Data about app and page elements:
════════

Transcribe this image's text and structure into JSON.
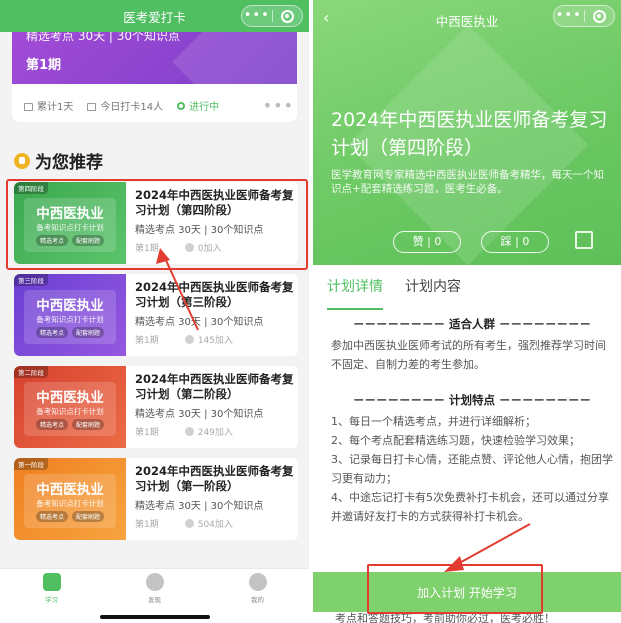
{
  "left": {
    "nav_title": "医考爱打卡",
    "capsule_dots": "•••",
    "current": {
      "subtitle": "精选考点   30天 | 30个知识点",
      "period": "第1期",
      "stat_total": "累计1天",
      "stat_today": "今日打卡14人",
      "status": "进行中",
      "more": "•••"
    },
    "section_title": "为您推荐",
    "plans": [
      {
        "stage": "第四阶段",
        "thumb_title": "中西医执业",
        "thumb_sub": "备考知识点打卡计划",
        "tag1": "精选考点",
        "tag2": "配套刷题",
        "name": "2024年中西医执业医师备考复习计划（第四阶段）",
        "meta": "精选考点  30天 | 30个知识点",
        "period": "第1期",
        "joined": "0加入"
      },
      {
        "stage": "第三阶段",
        "thumb_title": "中西医执业",
        "thumb_sub": "备考知识点打卡计划",
        "tag1": "精选考点",
        "tag2": "配套刷题",
        "name": "2024年中西医执业医师备考复习计划（第三阶段）",
        "meta": "精选考点  30天 | 30个知识点",
        "period": "第1期",
        "joined": "145加入"
      },
      {
        "stage": "第二阶段",
        "thumb_title": "中西医执业",
        "thumb_sub": "备考知识点打卡计划",
        "tag1": "精选考点",
        "tag2": "配套刷题",
        "name": "2024年中西医执业医师备考复习计划（第二阶段）",
        "meta": "精选考点  30天 | 30个知识点",
        "period": "第1期",
        "joined": "249加入"
      },
      {
        "stage": "第一阶段",
        "thumb_title": "中西医执业",
        "thumb_sub": "备考知识点打卡计划",
        "tag1": "精选考点",
        "tag2": "配套刷题",
        "name": "2024年中西医执业医师备考复习计划（第一阶段）",
        "meta": "精选考点  30天 | 30个知识点",
        "period": "第1期",
        "joined": "504加入"
      }
    ],
    "tabs": [
      {
        "label": "学习",
        "active": true
      },
      {
        "label": "发现",
        "active": false
      },
      {
        "label": "我的",
        "active": false
      }
    ]
  },
  "right": {
    "nav_title": "中西医执业",
    "back": "‹",
    "heading": "2024年中西医执业医师备考复习计划（第四阶段）",
    "description": "医学教育网专家精选中西医执业医师备考精华，每天一个知识点+配套精选练习题，医考生必备。",
    "like": "赞 | 0",
    "dislike": "踩 | 0",
    "tab_detail": "计划详情",
    "tab_content": "计划内容",
    "section1_title": "－－－－－－－－   适合人群   －－－－－－－－",
    "section1_text": "参加中西医执业医师考试的所有考生，强烈推荐学习时间不固定、自制力差的考生参加。",
    "section2_title": "－－－－－－－－   计划特点   －－－－－－－－",
    "features": [
      "1、每日一个精选考点，并进行详细解析；",
      "2、每个考点配套精选练习题，快速检验学习效果；",
      "3、记录每日打卡心情，还能点赞、评论他人心情，抱团学习更有动力；",
      "4、中途忘记打卡有5次免费补打卡机会，还可以通过分享并邀请好友打卡的方式获得补打卡机会。"
    ],
    "join_button": "加入计划  开始学习",
    "footer_text": "考点和答题技巧，考前助你必过，医考必胜！"
  },
  "colors": {
    "brand_green": "#4fbf61",
    "annotation_red": "#e23b2f"
  }
}
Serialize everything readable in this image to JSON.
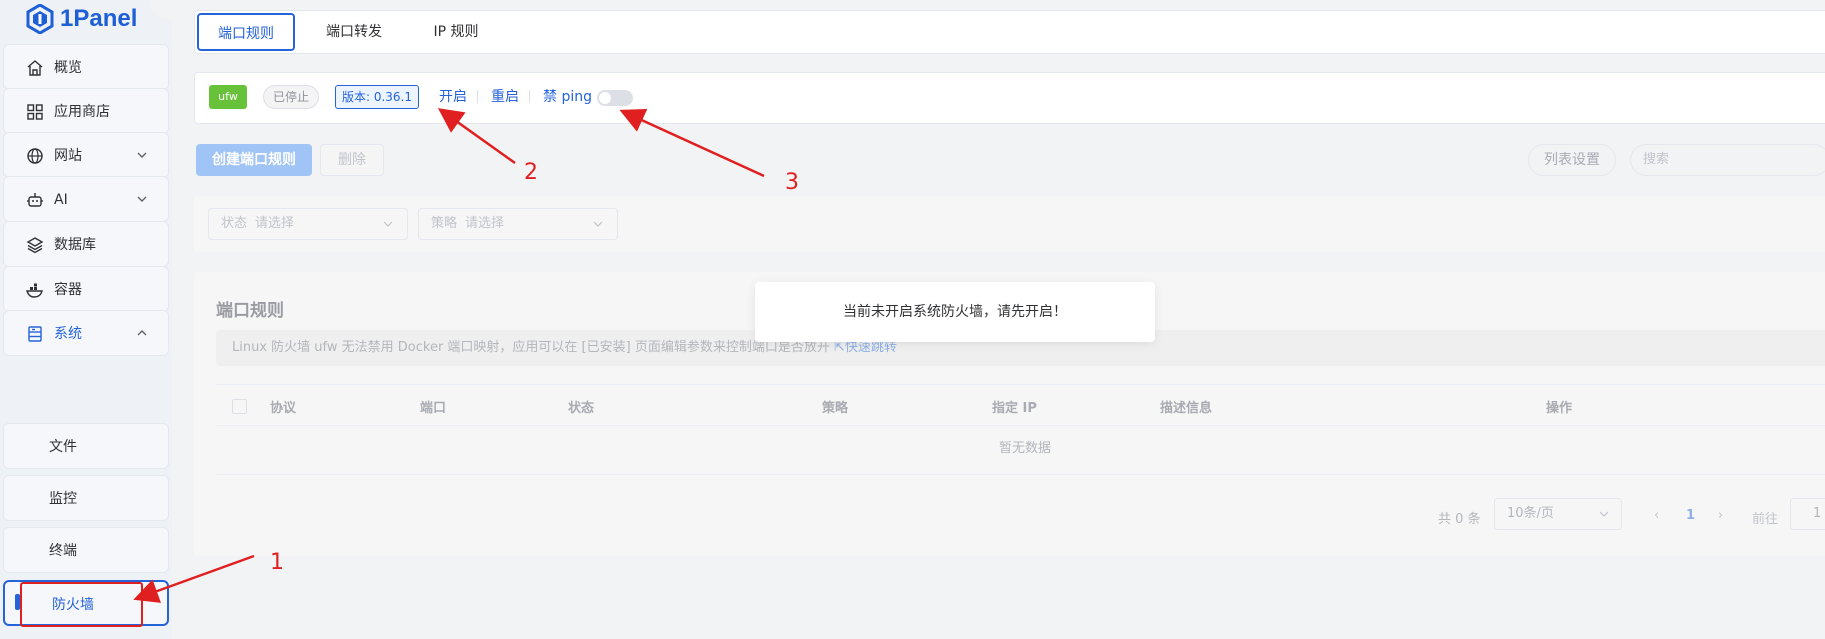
{
  "app": {
    "logo_text": "1Panel"
  },
  "colors": {
    "accent": "#2463d8",
    "success": "#67c23a",
    "annotation": "#e02020"
  },
  "sidebar": {
    "items": [
      {
        "label": "概览",
        "icon": "home-icon",
        "expandable": false
      },
      {
        "label": "应用商店",
        "icon": "grid-icon",
        "expandable": false
      },
      {
        "label": "网站",
        "icon": "globe-icon",
        "expandable": true
      },
      {
        "label": "AI",
        "icon": "robot-icon",
        "expandable": true
      },
      {
        "label": "数据库",
        "icon": "layers-icon",
        "expandable": false
      },
      {
        "label": "容器",
        "icon": "docker-icon",
        "expandable": false
      },
      {
        "label": "系统",
        "icon": "server-icon",
        "expandable": true,
        "expanded": true
      }
    ],
    "sub_items": [
      {
        "label": "文件"
      },
      {
        "label": "监控"
      },
      {
        "label": "终端"
      },
      {
        "label": "防火墙",
        "current": true
      }
    ]
  },
  "tabs": [
    {
      "label": "端口规则",
      "active": true
    },
    {
      "label": "端口转发"
    },
    {
      "label": "IP 规则"
    }
  ],
  "status": {
    "engine": "ufw",
    "state": "已停止",
    "version": "版本: 0.36.1",
    "start_link": "开启",
    "restart_link": "重启",
    "ping_label": "禁 ping",
    "ping_enabled": false
  },
  "toolbar": {
    "create_label": "创建端口规则",
    "delete_label": "删除",
    "list_settings_label": "列表设置",
    "search_placeholder": "搜索"
  },
  "filters": [
    {
      "prefix": "状态",
      "placeholder": "请选择"
    },
    {
      "prefix": "策略",
      "placeholder": "请选择"
    }
  ],
  "panel": {
    "title": "端口规则",
    "notice": "Linux 防火墙 ufw 无法禁用 Docker 端口映射，应用可以在 [已安装] 页面编辑参数来控制端口是否放开",
    "notice_link": "快速跳转",
    "columns": [
      "协议",
      "端口",
      "状态",
      "策略",
      "指定 IP",
      "描述信息",
      "操作"
    ],
    "empty_text": "暂无数据"
  },
  "pagination": {
    "total": "共 0 条",
    "page_size": "10条/页",
    "current_page": "1",
    "goto_label": "前往",
    "goto_value": "1"
  },
  "toast": {
    "message": "当前未开启系统防火墙，请先开启！"
  },
  "annotations": [
    "1",
    "2",
    "3"
  ]
}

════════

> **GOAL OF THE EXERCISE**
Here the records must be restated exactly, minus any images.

> **REPLY TO THE TASK**
Transcribe this image's text and structure into JSON.
{
  "left": {
    "nav_title": "医考爱打卡",
    "capsule_dots": "•••",
    "current": {
      "subtitle": "精选考点   30天 | 30个知识点",
      "period": "第1期",
      "stat_total": "累计1天",
      "stat_today": "今日打卡14人",
      "status": "进行中",
      "more": "•••"
    },
    "section_title": "为您推荐",
    "plans": [
      {
        "stage": "第四阶段",
        "thumb_title": "中西医执业",
        "thumb_sub": "备考知识点打卡计划",
        "tag1": "精选考点",
        "tag2": "配套刷题",
        "name": "2024年中西医执业医师备考复习计划（第四阶段）",
        "meta": "精选考点  30天 | 30个知识点",
        "period": "第1期",
        "joined": "0加入"
      },
      {
        "stage": "第三阶段",
        "thumb_title": "中西医执业",
        "thumb_sub": "备考知识点打卡计划",
        "tag1": "精选考点",
        "tag2": "配套刷题",
        "name": "2024年中西医执业医师备考复习计划（第三阶段）",
        "meta": "精选考点  30天 | 30个知识点",
        "period": "第1期",
        "joined": "145加入"
      },
      {
        "stage": "第二阶段",
        "thumb_title": "中西医执业",
        "thumb_sub": "备考知识点打卡计划",
        "tag1": "精选考点",
        "tag2": "配套刷题",
        "name": "2024年中西医执业医师备考复习计划（第二阶段）",
        "meta": "精选考点  30天 | 30个知识点",
        "period": "第1期",
        "joined": "249加入"
      },
      {
        "stage": "第一阶段",
        "thumb_title": "中西医执业",
        "thumb_sub": "备考知识点打卡计划",
        "tag1": "精选考点",
        "tag2": "配套刷题",
        "name": "2024年中西医执业医师备考复习计划（第一阶段）",
        "meta": "精选考点  30天 | 30个知识点",
        "period": "第1期",
        "joined": "504加入"
      }
    ],
    "tabs": [
      {
        "label": "学习",
        "active": true
      },
      {
        "label": "发现",
        "active": false
      },
      {
        "label": "我的",
        "active": false
      }
    ]
  },
  "right": {
    "nav_title": "中西医执业",
    "back": "‹",
    "heading": "2024年中西医执业医师备考复习计划（第四阶段）",
    "description": "医学教育网专家精选中西医执业医师备考精华，每天一个知识点+配套精选练习题，医考生必备。",
    "like": "赞 | 0",
    "dislike": "踩 | 0",
    "tab_detail": "计划详情",
    "tab_content": "计划内容",
    "section1_title": "－－－－－－－－   适合人群   －－－－－－－－",
    "section1_text": "参加中西医执业医师考试的所有考生，强烈推荐学习时间不固定、自制力差的考生参加。",
    "section2_title": "－－－－－－－－   计划特点   －－－－－－－－",
    "features": [
      "1、每日一个精选考点，并进行详细解析；",
      "2、每个考点配套精选练习题，快速检验学习效果；",
      "3、记录每日打卡心情，还能点赞、评论他人心情，抱团学习更有动力；",
      "4、中途忘记打卡有5次免费补打卡机会，还可以通过分享并邀请好友打卡的方式获得补打卡机会。"
    ],
    "join_button": "加入计划  开始学习",
    "footer_text": "考点和答题技巧，考前助你必过，医考必胜！"
  },
  "colors": {
    "brand_green": "#4fbf61",
    "annotation_red": "#e23b2f"
  }
}
Serialize everything readable in this image to JSON.
{
  "app": {
    "logo_text": "1Panel"
  },
  "colors": {
    "accent": "#2463d8",
    "success": "#67c23a",
    "annotation": "#e02020"
  },
  "sidebar": {
    "items": [
      {
        "label": "概览",
        "icon": "home-icon",
        "expandable": false
      },
      {
        "label": "应用商店",
        "icon": "grid-icon",
        "expandable": false
      },
      {
        "label": "网站",
        "icon": "globe-icon",
        "expandable": true
      },
      {
        "label": "AI",
        "icon": "robot-icon",
        "expandable": true
      },
      {
        "label": "数据库",
        "icon": "layers-icon",
        "expandable": false
      },
      {
        "label": "容器",
        "icon": "docker-icon",
        "expandable": false
      },
      {
        "label": "系统",
        "icon": "server-icon",
        "expandable": true,
        "expanded": true
      }
    ],
    "sub_items": [
      {
        "label": "文件"
      },
      {
        "label": "监控"
      },
      {
        "label": "终端"
      },
      {
        "label": "防火墙",
        "current": true
      }
    ]
  },
  "tabs": [
    {
      "label": "端口规则",
      "active": true
    },
    {
      "label": "端口转发"
    },
    {
      "label": "IP 规则"
    }
  ],
  "status": {
    "engine": "ufw",
    "state": "已停止",
    "version": "版本: 0.36.1",
    "start_link": "开启",
    "restart_link": "重启",
    "ping_label": "禁 ping",
    "ping_enabled": false
  },
  "toolbar": {
    "create_label": "创建端口规则",
    "delete_label": "删除",
    "list_settings_label": "列表设置",
    "search_placeholder": "搜索"
  },
  "filters": [
    {
      "prefix": "状态",
      "placeholder": "请选择"
    },
    {
      "prefix": "策略",
      "placeholder": "请选择"
    }
  ],
  "panel": {
    "title": "端口规则",
    "notice": "Linux 防火墙 ufw 无法禁用 Docker 端口映射，应用可以在 [已安装] 页面编辑参数来控制端口是否放开",
    "notice_link": "快速跳转",
    "columns": [
      "协议",
      "端口",
      "状态",
      "策略",
      "指定 IP",
      "描述信息",
      "操作"
    ],
    "empty_text": "暂无数据"
  },
  "pagination": {
    "total": "共 0 条",
    "page_size": "10条/页",
    "current_page": "1",
    "goto_label": "前往",
    "goto_value": "1"
  },
  "toast": {
    "message": "当前未开启系统防火墙，请先开启！"
  },
  "annotations": [
    "1",
    "2",
    "3"
  ]
}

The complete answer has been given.